▶ **Task**: Determine how many lines of the material below contain "Store". Report only that figure.

▶ **Provided material**:
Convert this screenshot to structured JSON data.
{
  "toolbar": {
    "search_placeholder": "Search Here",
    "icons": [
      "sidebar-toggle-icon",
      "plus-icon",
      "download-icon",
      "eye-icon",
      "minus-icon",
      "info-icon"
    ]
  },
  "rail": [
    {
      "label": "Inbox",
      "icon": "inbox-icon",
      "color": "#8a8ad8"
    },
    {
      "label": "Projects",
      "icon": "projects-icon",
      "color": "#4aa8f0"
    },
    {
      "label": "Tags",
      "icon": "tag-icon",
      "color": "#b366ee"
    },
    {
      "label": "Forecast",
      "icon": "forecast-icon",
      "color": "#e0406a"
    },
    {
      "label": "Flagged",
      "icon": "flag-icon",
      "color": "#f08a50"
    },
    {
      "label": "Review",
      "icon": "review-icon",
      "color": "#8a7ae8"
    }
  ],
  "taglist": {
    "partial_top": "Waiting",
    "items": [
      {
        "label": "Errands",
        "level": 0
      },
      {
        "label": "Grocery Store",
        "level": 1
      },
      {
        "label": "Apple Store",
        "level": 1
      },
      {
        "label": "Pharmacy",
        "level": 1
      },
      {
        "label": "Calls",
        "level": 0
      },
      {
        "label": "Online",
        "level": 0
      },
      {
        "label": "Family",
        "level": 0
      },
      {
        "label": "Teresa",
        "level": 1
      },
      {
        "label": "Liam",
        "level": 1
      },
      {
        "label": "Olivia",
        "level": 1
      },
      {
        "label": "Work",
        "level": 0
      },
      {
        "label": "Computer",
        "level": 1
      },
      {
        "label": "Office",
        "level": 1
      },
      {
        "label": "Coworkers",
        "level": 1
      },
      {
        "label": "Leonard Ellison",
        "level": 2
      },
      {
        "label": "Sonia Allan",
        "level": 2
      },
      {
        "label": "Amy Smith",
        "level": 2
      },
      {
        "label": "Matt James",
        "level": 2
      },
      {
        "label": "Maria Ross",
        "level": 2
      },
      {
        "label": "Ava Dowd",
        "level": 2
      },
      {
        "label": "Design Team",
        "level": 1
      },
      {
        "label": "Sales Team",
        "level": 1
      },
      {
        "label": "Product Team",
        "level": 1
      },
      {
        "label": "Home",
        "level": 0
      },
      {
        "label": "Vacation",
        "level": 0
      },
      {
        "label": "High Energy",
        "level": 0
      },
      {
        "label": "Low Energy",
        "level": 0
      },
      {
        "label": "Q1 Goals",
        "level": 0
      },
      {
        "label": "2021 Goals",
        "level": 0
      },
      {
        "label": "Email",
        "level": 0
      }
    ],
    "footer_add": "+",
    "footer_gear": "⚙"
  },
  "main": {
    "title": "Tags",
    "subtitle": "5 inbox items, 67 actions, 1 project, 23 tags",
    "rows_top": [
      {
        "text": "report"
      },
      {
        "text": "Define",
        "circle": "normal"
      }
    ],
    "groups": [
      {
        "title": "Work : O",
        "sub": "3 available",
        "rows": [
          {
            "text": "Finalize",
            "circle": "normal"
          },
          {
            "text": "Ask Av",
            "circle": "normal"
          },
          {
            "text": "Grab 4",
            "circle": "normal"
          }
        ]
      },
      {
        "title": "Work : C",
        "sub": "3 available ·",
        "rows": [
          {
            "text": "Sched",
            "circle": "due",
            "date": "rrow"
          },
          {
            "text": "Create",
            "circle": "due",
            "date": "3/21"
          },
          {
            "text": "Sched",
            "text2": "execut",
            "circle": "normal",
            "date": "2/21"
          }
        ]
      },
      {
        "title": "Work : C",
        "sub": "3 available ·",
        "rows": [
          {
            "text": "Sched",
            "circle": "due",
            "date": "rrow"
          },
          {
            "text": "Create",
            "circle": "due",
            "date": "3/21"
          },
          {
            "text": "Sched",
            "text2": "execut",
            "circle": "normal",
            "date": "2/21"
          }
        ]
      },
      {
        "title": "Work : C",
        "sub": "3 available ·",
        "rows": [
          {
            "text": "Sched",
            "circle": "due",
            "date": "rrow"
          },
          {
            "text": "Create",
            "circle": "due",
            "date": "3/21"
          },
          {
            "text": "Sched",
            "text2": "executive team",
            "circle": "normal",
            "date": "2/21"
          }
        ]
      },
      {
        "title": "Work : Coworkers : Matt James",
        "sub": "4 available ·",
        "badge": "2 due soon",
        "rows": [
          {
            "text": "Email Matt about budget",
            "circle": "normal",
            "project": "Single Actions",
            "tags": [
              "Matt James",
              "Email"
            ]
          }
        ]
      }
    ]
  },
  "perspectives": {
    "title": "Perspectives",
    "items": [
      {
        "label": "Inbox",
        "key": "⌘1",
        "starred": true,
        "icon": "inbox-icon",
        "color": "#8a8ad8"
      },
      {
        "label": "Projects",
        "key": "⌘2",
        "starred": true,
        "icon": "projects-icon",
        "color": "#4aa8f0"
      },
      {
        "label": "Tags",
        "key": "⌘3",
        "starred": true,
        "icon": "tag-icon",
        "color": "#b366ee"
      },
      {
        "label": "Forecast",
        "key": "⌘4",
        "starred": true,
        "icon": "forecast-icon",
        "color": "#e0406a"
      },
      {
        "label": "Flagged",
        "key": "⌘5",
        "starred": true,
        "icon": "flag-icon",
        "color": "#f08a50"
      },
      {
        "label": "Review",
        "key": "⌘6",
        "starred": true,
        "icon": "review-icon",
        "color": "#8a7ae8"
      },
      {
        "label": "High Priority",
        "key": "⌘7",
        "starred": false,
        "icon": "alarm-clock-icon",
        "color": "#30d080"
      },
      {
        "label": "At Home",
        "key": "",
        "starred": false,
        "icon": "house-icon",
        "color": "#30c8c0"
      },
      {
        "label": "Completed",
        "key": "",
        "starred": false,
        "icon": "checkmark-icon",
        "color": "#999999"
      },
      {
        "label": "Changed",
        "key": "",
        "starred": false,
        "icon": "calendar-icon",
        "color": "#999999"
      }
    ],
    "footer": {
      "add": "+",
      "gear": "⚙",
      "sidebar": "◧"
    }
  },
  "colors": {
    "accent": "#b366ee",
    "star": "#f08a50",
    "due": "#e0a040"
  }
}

▶ **Expected answer**: 2